─── Exercise data
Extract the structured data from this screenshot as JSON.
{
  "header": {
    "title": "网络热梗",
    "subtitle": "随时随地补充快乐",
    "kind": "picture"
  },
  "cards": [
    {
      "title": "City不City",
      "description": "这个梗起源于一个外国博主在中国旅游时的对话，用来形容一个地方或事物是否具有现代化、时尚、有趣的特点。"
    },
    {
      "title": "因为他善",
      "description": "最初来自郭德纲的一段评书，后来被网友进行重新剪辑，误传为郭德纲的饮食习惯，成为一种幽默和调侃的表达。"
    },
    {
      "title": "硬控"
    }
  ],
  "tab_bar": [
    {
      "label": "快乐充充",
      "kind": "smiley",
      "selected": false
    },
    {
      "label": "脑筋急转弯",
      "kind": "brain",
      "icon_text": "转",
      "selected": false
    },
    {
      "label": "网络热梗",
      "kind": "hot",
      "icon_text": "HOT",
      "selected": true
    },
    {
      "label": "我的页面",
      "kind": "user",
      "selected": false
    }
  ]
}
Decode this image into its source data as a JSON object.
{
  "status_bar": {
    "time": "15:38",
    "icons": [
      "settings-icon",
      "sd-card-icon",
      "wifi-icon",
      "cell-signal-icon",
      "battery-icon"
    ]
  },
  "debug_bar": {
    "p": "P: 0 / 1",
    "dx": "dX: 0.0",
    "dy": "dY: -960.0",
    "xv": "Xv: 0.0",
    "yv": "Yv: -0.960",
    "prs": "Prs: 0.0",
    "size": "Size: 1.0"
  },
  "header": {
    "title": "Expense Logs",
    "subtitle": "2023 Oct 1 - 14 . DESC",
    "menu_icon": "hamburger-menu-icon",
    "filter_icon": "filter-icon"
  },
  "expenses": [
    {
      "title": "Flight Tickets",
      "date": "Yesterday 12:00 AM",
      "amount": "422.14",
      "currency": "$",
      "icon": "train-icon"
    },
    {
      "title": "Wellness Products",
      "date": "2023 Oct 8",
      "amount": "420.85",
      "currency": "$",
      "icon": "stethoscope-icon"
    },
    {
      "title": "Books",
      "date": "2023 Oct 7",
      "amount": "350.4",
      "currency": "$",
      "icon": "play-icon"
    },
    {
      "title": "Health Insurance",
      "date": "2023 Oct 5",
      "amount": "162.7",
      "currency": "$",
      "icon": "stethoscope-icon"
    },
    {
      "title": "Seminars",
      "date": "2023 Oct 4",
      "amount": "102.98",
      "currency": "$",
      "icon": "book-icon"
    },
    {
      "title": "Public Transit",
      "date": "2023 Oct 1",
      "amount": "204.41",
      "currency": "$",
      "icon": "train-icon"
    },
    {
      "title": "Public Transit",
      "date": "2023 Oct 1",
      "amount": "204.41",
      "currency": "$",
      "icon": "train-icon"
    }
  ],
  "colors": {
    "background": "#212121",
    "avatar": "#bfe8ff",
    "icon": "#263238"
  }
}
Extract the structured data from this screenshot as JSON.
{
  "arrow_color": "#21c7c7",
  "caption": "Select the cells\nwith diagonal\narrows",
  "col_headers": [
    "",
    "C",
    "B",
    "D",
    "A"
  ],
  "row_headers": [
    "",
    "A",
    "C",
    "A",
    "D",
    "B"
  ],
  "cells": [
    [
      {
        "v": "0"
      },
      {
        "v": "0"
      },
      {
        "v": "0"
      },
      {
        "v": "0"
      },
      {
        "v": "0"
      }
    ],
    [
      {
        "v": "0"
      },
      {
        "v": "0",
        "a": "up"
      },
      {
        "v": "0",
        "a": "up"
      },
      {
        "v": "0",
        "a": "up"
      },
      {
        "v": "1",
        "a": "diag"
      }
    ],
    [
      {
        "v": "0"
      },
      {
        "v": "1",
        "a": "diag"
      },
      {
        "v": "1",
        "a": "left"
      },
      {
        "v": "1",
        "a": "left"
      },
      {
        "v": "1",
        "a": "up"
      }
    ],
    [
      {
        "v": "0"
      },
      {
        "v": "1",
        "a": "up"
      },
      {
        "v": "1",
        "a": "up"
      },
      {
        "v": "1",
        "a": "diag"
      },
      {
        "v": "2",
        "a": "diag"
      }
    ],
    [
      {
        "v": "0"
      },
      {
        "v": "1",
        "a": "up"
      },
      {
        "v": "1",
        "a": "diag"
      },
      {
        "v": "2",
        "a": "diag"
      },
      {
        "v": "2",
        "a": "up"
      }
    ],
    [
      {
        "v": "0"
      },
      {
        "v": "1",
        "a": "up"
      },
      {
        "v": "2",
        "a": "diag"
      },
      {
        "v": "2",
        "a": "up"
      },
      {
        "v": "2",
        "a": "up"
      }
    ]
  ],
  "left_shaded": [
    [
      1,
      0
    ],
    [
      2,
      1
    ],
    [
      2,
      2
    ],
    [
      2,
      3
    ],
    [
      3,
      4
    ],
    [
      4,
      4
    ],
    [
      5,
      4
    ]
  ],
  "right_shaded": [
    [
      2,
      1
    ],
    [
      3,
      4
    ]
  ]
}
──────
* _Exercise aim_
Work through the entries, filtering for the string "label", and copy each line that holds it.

* _Task result_
      "label": "快乐充充",
      "label": "脑筋急转弯",
      "label": "网络热梗",
      "label": "我的页面",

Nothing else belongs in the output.